REQUIREMENT -> Check each line of the entries. Copy the ones that contain the string "description".

MATERIALS PROVIDED ->
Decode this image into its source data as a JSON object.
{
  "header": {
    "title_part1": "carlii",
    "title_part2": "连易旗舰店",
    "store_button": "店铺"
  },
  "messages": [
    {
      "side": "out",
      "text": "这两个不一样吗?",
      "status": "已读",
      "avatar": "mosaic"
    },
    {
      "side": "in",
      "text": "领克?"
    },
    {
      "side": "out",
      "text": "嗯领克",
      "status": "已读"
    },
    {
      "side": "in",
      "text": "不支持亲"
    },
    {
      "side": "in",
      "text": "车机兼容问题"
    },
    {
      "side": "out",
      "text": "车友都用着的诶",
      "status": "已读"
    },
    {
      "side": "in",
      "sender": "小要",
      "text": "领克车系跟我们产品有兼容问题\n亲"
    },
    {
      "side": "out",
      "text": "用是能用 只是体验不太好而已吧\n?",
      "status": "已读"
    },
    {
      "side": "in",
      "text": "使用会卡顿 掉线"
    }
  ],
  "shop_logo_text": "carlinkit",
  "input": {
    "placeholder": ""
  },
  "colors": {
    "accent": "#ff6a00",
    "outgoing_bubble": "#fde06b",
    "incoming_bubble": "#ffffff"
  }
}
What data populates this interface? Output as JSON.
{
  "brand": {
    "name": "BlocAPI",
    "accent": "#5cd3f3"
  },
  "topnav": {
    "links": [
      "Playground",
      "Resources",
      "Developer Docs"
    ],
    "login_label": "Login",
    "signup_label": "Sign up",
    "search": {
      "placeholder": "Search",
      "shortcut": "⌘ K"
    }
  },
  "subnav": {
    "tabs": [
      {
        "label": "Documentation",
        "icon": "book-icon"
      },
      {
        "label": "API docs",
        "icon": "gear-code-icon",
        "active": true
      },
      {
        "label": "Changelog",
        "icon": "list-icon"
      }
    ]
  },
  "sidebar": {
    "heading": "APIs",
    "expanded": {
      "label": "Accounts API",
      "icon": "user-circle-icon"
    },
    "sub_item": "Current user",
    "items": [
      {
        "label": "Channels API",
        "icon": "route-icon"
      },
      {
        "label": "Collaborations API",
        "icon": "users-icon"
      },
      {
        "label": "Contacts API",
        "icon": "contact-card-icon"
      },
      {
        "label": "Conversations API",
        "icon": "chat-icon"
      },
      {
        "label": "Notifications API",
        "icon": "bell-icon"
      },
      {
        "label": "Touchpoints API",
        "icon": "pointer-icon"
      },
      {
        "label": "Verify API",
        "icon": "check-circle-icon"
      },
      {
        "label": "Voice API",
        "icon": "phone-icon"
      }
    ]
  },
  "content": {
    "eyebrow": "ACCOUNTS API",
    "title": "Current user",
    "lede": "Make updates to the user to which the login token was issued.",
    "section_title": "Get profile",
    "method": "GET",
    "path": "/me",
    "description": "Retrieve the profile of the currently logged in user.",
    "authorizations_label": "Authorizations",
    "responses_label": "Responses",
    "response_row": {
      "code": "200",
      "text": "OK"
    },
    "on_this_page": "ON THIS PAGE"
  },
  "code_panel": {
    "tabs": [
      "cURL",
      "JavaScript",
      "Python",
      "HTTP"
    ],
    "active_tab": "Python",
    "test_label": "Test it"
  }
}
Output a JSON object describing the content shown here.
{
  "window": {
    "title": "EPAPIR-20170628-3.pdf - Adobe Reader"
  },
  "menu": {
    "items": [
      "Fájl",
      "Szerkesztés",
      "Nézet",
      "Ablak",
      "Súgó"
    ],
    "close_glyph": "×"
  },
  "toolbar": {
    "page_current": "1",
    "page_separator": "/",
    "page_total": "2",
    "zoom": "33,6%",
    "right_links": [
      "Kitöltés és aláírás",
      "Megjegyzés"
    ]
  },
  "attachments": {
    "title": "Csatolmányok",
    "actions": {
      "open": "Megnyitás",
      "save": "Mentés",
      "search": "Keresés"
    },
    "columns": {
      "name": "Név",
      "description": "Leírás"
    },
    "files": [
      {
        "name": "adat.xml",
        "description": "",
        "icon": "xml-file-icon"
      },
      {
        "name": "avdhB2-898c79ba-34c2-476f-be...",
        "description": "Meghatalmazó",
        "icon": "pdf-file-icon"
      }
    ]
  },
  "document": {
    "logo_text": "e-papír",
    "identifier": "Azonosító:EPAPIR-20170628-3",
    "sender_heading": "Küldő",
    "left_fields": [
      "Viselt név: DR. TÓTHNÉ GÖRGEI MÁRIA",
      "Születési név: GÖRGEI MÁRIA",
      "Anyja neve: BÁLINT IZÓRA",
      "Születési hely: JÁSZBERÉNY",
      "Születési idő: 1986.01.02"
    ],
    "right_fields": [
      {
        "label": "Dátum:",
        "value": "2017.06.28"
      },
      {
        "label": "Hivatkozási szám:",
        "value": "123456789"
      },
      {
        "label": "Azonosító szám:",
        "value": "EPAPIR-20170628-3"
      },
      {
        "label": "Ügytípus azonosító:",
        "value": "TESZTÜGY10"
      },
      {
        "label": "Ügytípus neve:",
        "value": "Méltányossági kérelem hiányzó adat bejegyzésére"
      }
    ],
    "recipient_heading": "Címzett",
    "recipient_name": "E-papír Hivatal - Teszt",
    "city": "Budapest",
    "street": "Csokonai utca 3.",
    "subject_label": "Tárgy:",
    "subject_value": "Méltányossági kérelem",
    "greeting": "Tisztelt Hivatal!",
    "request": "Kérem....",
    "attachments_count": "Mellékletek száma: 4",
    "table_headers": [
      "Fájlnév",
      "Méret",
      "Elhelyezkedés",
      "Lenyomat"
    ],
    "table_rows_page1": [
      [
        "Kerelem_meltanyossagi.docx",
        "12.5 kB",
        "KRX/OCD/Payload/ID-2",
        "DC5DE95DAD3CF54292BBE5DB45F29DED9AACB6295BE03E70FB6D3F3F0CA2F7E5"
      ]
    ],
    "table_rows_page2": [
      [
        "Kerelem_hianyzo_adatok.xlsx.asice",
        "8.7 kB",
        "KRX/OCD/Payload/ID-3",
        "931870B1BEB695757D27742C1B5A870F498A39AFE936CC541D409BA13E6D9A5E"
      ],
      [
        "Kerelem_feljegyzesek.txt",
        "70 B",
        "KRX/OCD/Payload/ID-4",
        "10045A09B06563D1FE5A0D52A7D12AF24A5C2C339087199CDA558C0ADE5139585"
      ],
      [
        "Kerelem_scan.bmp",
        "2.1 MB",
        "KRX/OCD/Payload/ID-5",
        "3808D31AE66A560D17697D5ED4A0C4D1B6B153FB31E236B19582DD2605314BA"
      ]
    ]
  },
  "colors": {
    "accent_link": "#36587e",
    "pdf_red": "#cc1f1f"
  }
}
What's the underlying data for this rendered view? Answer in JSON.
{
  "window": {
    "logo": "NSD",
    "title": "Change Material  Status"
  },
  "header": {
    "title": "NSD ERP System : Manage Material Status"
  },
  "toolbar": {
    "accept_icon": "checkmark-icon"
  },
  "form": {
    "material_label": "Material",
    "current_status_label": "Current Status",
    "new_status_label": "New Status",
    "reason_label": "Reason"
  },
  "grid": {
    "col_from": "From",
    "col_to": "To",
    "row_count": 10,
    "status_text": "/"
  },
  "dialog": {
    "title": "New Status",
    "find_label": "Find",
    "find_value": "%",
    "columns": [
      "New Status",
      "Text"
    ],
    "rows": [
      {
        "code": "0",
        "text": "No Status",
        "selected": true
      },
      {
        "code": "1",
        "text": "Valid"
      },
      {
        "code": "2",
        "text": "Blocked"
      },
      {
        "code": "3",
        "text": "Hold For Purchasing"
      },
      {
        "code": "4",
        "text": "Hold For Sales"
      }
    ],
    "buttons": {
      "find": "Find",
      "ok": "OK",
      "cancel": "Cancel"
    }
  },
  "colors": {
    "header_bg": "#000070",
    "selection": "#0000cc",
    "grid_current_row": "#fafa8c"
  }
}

ANSWER SECTION ->
    "description": "Retrieve the profile of the currently logged in user.",
      "description": "Leírás"
        "description": "",
        "description": "Meghatalmazó",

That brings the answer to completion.